Janet described her own water as foaming out of the tap on two occasions, which she refers to as “attacks” because it felt their water was under attack by the gas drilling company. She said it was purple. Other residents have reported their water turning orange, red, and brown.
Janet McIntyre sent a statement to the press conference Protecting Our Waters organized in September 2011. and our summary of interviews with her up until that time describing her troubled water, including her test results and the death of the family’s dog, is here.
Five months later, when I finally met the McIntyres in person, Fred McIntyre told me, “We are surrounded by thirty gas wells.” On a ten-minute tour I saw several of those well pads spaced close together, along with a huge frack pit open to the sky.
Janet McIntyre, like many others, including Theo Colborn, had tried to describe to me in words the overpowering stench at gas drilling operations which regulators call an “odor event.” This blog reported on an “odor event” in Texas not long ago here. But when we stopped by the Grosick well pad on Woodlands Road and rolled down the car window, I was coughing to the point of retching within 60 seconds. It was not a mere “odor” or “smell” in the ordinary sense of the word — it was rather more like being overpowered, choked and nauseated. I have reported the event to the EPA and have gotten no response. But that was based on a few minutes’ exposure. The McIntyres said, “We were breathing that bad air all last summer.” So were the cows across the street from the Grosick well pad.
Kim McEvoy commented, “I can’t even stand to live here any more… my dream is dying.”
Kim’s gets the last word, from her letter to Governor Corbett — hand delivered to Governor Corbett’s Philadelphia office on September 7th:
I love Butler County but I fear I will have to foreclose on my home and leave.
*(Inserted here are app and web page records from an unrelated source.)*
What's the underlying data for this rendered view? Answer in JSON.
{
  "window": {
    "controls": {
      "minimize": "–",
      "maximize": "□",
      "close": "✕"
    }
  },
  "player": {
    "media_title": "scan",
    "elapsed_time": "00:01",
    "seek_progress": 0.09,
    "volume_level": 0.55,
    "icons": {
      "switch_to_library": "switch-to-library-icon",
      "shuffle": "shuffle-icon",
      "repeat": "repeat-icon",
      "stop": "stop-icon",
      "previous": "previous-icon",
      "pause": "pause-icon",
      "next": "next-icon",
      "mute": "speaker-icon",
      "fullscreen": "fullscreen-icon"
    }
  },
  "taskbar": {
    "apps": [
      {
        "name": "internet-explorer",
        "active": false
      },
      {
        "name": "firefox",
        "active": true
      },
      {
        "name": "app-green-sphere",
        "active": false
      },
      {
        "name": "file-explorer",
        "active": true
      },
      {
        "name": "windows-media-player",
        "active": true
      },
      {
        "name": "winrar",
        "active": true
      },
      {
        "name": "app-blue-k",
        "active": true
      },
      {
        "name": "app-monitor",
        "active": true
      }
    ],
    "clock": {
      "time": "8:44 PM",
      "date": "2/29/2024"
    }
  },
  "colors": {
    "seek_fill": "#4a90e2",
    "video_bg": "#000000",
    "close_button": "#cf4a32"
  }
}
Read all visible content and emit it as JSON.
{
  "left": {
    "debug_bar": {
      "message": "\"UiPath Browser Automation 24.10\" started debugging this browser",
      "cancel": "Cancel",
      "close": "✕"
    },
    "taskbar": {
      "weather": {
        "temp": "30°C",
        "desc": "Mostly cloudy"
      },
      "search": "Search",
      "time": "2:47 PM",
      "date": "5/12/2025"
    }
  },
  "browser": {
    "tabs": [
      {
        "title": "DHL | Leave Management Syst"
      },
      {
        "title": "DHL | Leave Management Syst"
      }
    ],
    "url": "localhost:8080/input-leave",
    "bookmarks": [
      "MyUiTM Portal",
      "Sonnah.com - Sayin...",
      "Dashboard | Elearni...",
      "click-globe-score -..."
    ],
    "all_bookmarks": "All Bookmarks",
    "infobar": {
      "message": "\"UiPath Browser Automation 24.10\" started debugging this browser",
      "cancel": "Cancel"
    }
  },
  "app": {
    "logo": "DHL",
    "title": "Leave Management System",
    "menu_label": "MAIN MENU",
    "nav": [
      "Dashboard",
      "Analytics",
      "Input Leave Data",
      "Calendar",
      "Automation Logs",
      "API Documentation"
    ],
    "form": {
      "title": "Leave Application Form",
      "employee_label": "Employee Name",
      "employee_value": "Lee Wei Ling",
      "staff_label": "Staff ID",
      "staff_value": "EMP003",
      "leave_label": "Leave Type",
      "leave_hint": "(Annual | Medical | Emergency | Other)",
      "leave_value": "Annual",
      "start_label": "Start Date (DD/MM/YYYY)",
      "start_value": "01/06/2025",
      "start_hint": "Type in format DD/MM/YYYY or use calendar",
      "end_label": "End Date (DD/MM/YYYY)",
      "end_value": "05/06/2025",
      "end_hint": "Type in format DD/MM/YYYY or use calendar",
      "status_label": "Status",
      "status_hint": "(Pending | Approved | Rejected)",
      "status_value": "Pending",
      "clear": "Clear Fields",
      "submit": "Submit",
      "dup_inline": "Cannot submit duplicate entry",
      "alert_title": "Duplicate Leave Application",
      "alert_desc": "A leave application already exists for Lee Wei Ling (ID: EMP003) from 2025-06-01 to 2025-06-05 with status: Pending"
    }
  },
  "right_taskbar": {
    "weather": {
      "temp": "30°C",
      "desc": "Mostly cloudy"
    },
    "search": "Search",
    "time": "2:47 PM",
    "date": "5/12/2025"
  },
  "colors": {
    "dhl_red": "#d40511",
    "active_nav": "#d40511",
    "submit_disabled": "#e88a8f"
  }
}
I just wonder how many more Pennsylvanians will have to make this same heart breaking decision. Please stop the drilling. It’s not right to allow the gas
companies to gamble with our lives.
UPDATE February 20, 2012: To take action to help the impacted families in Butler County, please send this letter to the EPA. It’s great if you can help by adding a supportive sentence of your own to the beginning of the letter to individualize it.
And, even while more bad news accumulates (a gray liquid observed spilling off a Rex Energy drilling pad site this morning while workers did not appear to observers to have contained the ongoing spill; another woman reported that foul odors from the Sarsen plant in Butler County sickened her on December 8th, from 1/4 mile away– that’s some extreme emissions for you!) there’s good news too!
Farmer Stephen Cleghorn of Jefferson County drove 3 hours round trip today to lend his own water buffalo to the McIntyre family; and I got a pledge from an environmental group to buy drinking water, for the month of March, for two of the impacted families, on an emergency basis! Step by step is the only way to build our meaningful assistance and resistance.
Thanks for all your letters to EPA and for any offers of help. For the moment, please email me at firstname.lastname@example.org if you would like to donate to help provide water, because I am already in touch both with the impacted families and with a wonderful network of local activists who are meeting right now to provide organized assistance. We will be accountable, transparent and public if any funds are donated. If you do want to help, please put DONATE WATER FOR BUTLER in the subject heading of your email; and we will coordinate with the bookkeeper of our 501(c)3 fiscal sponsor to make sure donations can be tracked properly and channeled to the families appropriately. We will report back. Meantime, please write EPA because really, this is their job. Thanks!